The charismatic 43-year-old Nikol Pashinian, who took office in May, pushed for the elections in a bid to win control of a parliament that was dominated by his political foes.
Pashinian, a former journalist turned politician, has tapped into public anger over widespread poverty, high unemployment and rampant corruption in the landlocked former Soviet nation of 3 million that borders Georgia, Azerbaijan, Turkey and Iran. His fiery rhetoric and easy style have helped boost his popularity.
Opinion polls have indicated that Pashinian’s My Step alliance is set to sweep the vote, while the Republican Party that controlled the old parliament is trailing far behind.
The protests in Armenia erupted in April when Serzh Sargsyan, who had served as president for a decade, moved into the prime minister’s seat, an action seen by critics as an attempt to hold on to power following a constitutional reform that had shifted most power to the prime minister’s office. Thousands of protesters led by Pashinian thronged the center of the Armenian capital, forcing Sargsyan to step down days later.
The former president has kept a low profile and his Republican Party has largely remained on the defensive, reluctantly submitting to Pashinian’s demand to hold early parliamentary elections.
During the monthlong campaign, Pashinian has blasted members of the old elite as corrupt and pledged to revive the economy, create new jobs and encourage more Armenians to return home.
“We have carried out a political revolution, and now we must make an economic revolution,” Pashinian said on a recent campaign trip. “We set big and difficult goals and we will achieve them, because we are a powerful, victorious free and happy nation.”
The Republican Party shot back at Pashinian, criticizing what it described as his populist statements and divisive rhetoric.
“Pashinian has been unable to solve social problems, so he has turned to making shows,” snapped Eduard Sharmazanov, a Republican Party member who served as deputy speaker.
On Friday, an Armenian court put former Armenian President Robert Kocharyan in custody on charges linked to a police crackdown on a 2008 protest.
Kocharyan rejected the charges, calling them a political vendetta by Pashinian, who staged the 2008 postelection protest. The Republican Party denounced the ex-president’s arrest as an attempt by Pashinian “to create an atmosphere of fear and to pressure political opponents.”
Armenia has been weakened by an economic blockade stemming from the conflict over Nagorno-Karabakh, a region of Azerbaijan that has been under the control of ethnic Armenian forces backed by Armenia since the end of a six-year separatist war in 1994.
Both Azerbaijan and Turkey have closed their borders with Armenia over the conflict, cutting trade and leaving Armenia in semi-isolation. The country has direct land access only to Georgia and Iran.
About one-third of Armenia’s population has moved to live and work abroad and remittances from those who have left account for about 14% of the country’s annual GDP.
Armenia is highly dependent on Russia, which provides loans and serves as the main source of imports and the top export market.
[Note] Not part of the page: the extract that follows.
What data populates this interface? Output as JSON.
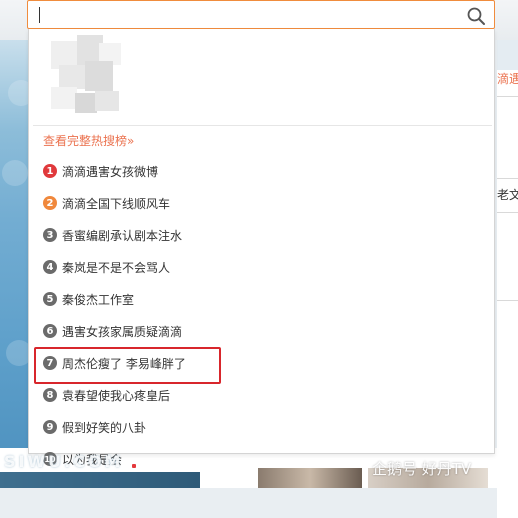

Russia has a military base in Armenia and sees relations with Yerevan as strategically important.
Pashinian has pledged to maintain and strengthen ties with Moscow. The Kremlin, which resented the protests that swept out unpopular leaders of other ex-Soviet nations in the past, has responded calmly to the abrupt change of power and has sought to establish a dialogue with Pashinian.
“Armenia’s commitment to strong strategic relations with Russia is intact,” said Armenia’s Foreign Minister Zohrab Mnatsakanyan. “We may have varying approaches to various issues, but strategic partners are strategic partners.”